The Southern Baptist Convention (SBC) rejected a push from the right in a divisive vote on Tuesday, electing a president who has prioritized racial reconciliation and approving a measure that rejects any view of racism as "anything other than sin," AP reports.

Why it matters: Ed Litton, as the new SBC president, will have the power to determine committee appointments, which can set the tone for the country's largest Protestant denomination. The SBC is comprised of 14 million members.

  • Over 15,000 delegates attended Tuesday's meeting, the SBC's largest gathering in decades, per AP.

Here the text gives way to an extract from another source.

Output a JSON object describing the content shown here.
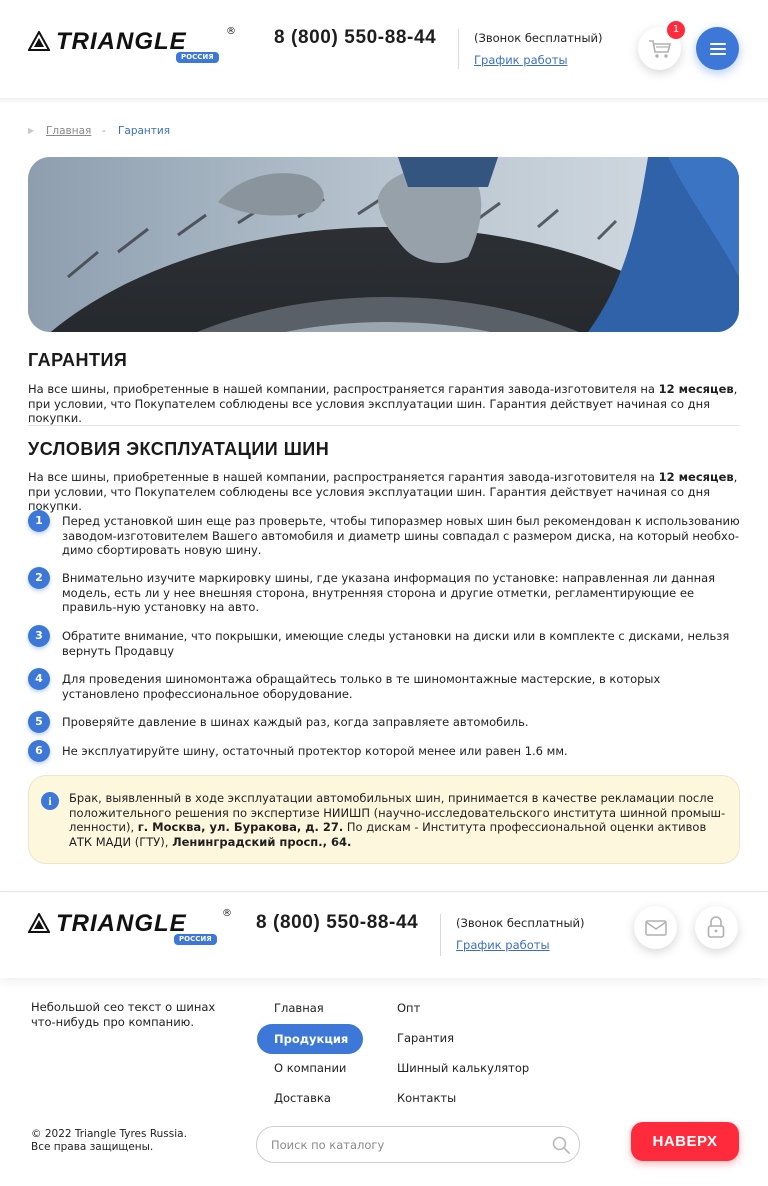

The big picture: Litton is a white pastor from Alabama who was nominated by Fred Luter, the only Black pastor to serve as SBC president. Litton narrowly defeated Mike Stone, a Georgia pastor backed by the far right, according to Washington Post.

  • Stone supported a push for the convention to denounce critical race theory, the belief that systemic racism has been baked into legal and other institutions to maintain white power. The measure did not pass on Tuesday.

Worth noting: Delegates also affirmed a 1995 resolution apologizing for "condoning and/or perpetuating individual and systemic racism in our lifetime" as well as the denomination's history of support for slavery, per the AP.

Yes, but: "Several Black pastors have voiced frustration over such debates playing out in the SBC instead of the denomination confronting systemic racism itself," AP writes.

Go deeper

Updated 57 mins ago - Health

CDC: Vaccinated people in COVID hotspots should resume wearing masks

CDC director Rochelle Walensky and top infectious disease expert Anthony Fauci at a Senate HELP committee hearing. Photo: J. Scott Applewhite-Pool/Getty Images

The Centers for Disease Control and Prevention issued updated guidance on Tuesday recommending that vaccinated people wear masks in indoor, public settings if they are in parts of the U.S. with substantial to high transmission, among other circumstances.

Why it matters: The guidance, a reversal from recommendations made two months ago, comes as the Delta variant continues to drive up case rates across the country. Millions of people in the U.S. — either by choice or who are ineligible — remain unvaccinated and at risk of serious infection.

Olympics medal tracker

Data: International Olympic Committee; Chart: Connor Rothschild/Axios
Bryan Walsh, author of Future
2 hours ago - Politics & Policy

U.S. students fell 4 to 5 months behind during pandemic

An empty classroom in Pinole, Calif. Photo: David Paul Morris/Bloomberg via Getty Images

Elementary school students in the U.S. ended the school year four to five months behind their expected level of academic achievement, according to a new report.

Why it matters: Months of school closures and often inferior remote education eroded what schoolchildren would have learned since the pandemic began, and caused some to go backwards.